▶
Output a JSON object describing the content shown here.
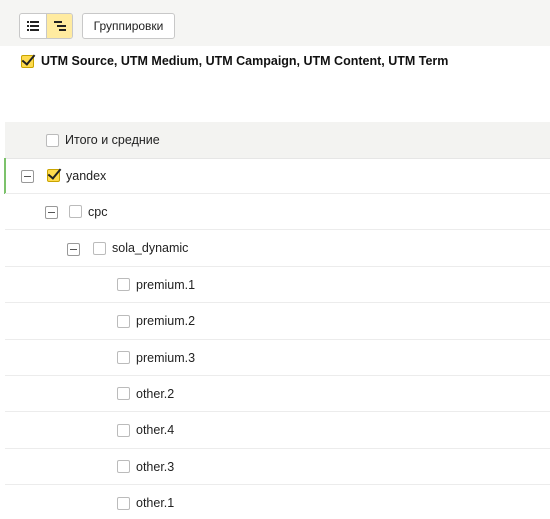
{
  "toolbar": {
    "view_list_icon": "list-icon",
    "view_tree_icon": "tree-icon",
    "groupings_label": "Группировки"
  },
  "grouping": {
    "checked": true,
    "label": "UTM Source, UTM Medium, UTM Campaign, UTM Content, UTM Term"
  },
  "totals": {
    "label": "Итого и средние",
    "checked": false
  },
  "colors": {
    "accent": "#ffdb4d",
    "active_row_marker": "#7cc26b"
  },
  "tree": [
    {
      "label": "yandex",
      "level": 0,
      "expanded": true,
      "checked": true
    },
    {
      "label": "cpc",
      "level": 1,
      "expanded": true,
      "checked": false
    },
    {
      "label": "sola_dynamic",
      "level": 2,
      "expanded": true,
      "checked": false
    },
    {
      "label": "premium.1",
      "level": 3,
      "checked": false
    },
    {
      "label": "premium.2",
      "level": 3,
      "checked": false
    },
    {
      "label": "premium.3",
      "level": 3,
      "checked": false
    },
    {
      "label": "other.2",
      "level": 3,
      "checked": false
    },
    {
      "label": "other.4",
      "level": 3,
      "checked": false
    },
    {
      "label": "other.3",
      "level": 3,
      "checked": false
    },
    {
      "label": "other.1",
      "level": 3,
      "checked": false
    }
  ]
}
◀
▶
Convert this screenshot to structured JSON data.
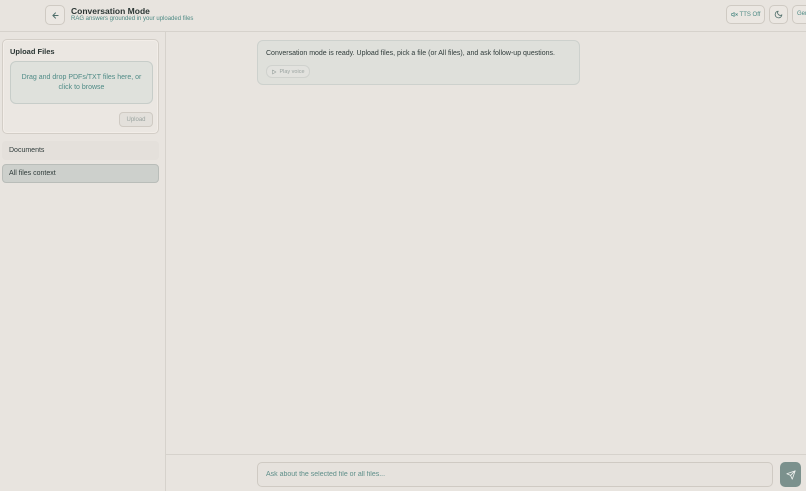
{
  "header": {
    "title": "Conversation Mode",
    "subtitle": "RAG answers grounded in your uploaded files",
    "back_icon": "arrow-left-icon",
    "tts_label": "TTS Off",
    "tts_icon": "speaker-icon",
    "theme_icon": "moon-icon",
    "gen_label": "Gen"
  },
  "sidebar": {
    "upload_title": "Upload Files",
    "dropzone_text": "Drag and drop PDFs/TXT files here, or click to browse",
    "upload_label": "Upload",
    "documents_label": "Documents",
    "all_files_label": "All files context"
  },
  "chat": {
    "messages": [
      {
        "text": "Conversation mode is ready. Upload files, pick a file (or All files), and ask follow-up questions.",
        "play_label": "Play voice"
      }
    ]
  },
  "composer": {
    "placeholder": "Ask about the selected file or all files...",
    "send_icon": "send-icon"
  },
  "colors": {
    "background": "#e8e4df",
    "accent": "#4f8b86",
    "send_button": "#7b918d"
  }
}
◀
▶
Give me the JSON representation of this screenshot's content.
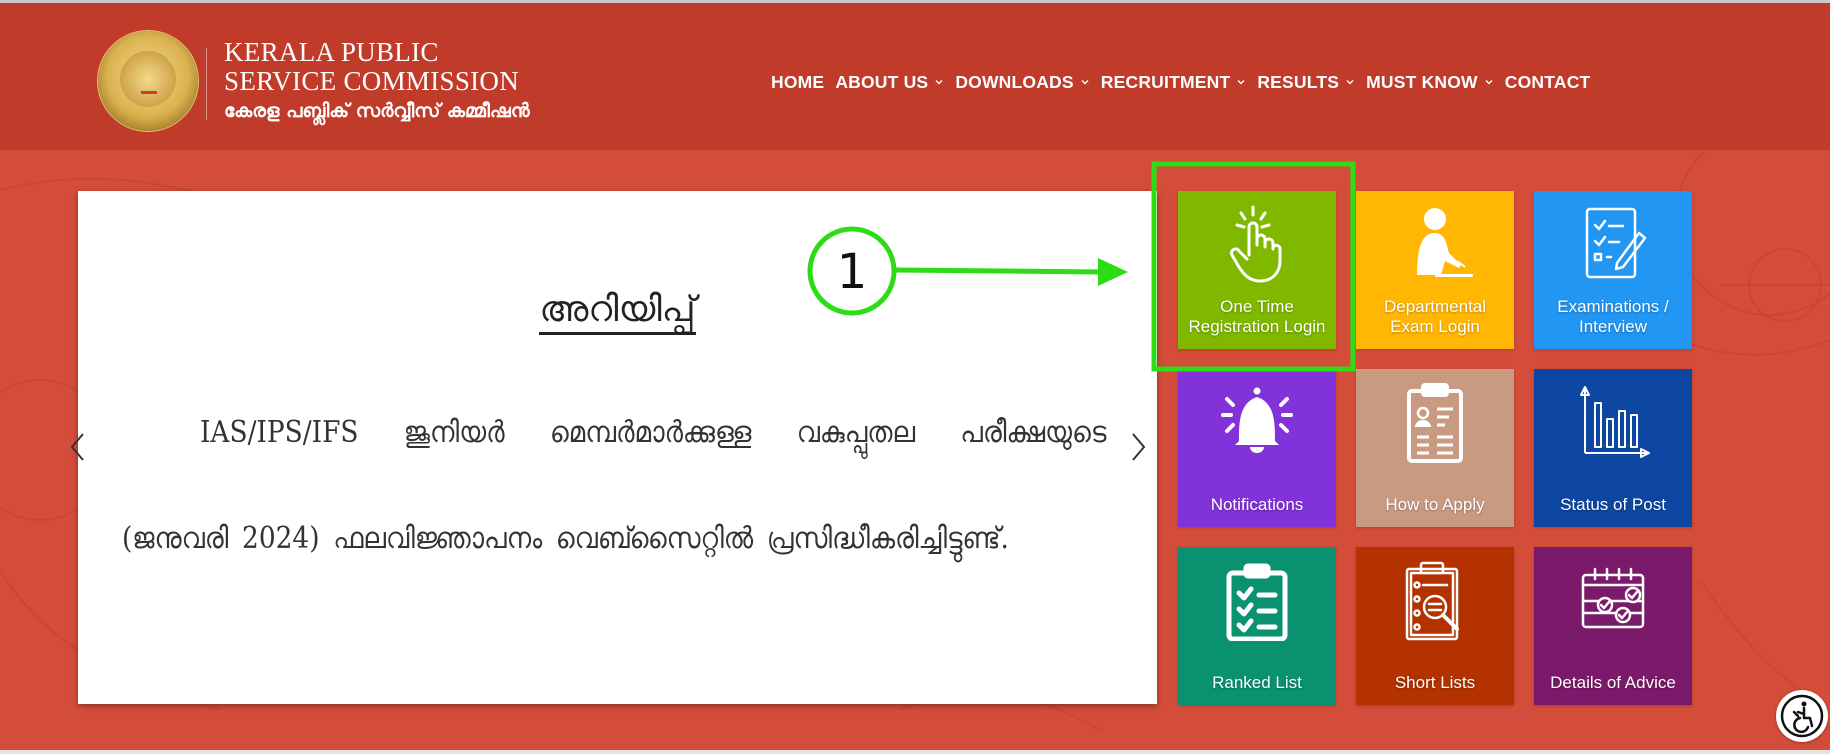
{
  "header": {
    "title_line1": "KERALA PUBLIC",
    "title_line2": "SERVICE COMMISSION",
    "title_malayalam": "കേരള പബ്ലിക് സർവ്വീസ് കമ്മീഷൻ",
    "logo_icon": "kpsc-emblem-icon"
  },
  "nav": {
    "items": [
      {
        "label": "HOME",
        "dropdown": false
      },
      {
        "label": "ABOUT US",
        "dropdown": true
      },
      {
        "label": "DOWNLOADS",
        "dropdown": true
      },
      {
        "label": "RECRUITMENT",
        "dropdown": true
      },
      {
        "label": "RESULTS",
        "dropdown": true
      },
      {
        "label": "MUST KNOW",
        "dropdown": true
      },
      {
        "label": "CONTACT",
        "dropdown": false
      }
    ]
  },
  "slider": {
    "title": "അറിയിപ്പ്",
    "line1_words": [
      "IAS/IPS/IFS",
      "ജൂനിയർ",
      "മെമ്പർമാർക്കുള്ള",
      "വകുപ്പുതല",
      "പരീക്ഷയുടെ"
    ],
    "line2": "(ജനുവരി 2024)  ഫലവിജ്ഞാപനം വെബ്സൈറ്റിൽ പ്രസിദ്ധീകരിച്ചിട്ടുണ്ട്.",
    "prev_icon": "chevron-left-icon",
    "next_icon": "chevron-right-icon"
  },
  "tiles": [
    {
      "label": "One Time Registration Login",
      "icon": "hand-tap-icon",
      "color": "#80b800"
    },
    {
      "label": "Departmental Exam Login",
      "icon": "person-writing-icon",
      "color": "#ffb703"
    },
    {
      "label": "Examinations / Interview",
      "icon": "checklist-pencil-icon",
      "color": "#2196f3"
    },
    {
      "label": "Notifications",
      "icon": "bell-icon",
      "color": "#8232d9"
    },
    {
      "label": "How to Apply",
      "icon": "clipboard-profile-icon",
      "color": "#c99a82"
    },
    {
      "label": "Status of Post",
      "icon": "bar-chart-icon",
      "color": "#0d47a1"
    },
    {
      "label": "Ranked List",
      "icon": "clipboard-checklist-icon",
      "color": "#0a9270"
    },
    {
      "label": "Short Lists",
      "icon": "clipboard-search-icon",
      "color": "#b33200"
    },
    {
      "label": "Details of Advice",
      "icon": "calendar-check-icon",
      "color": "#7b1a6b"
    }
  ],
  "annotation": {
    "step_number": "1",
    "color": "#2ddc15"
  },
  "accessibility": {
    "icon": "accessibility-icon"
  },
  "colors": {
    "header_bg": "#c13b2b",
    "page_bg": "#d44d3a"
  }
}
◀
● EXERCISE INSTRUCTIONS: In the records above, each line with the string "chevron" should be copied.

● ANSWER TO THIS EXERCISE:
    "prev_icon": "chevron-left-icon",
    "next_icon": "chevron-right-icon"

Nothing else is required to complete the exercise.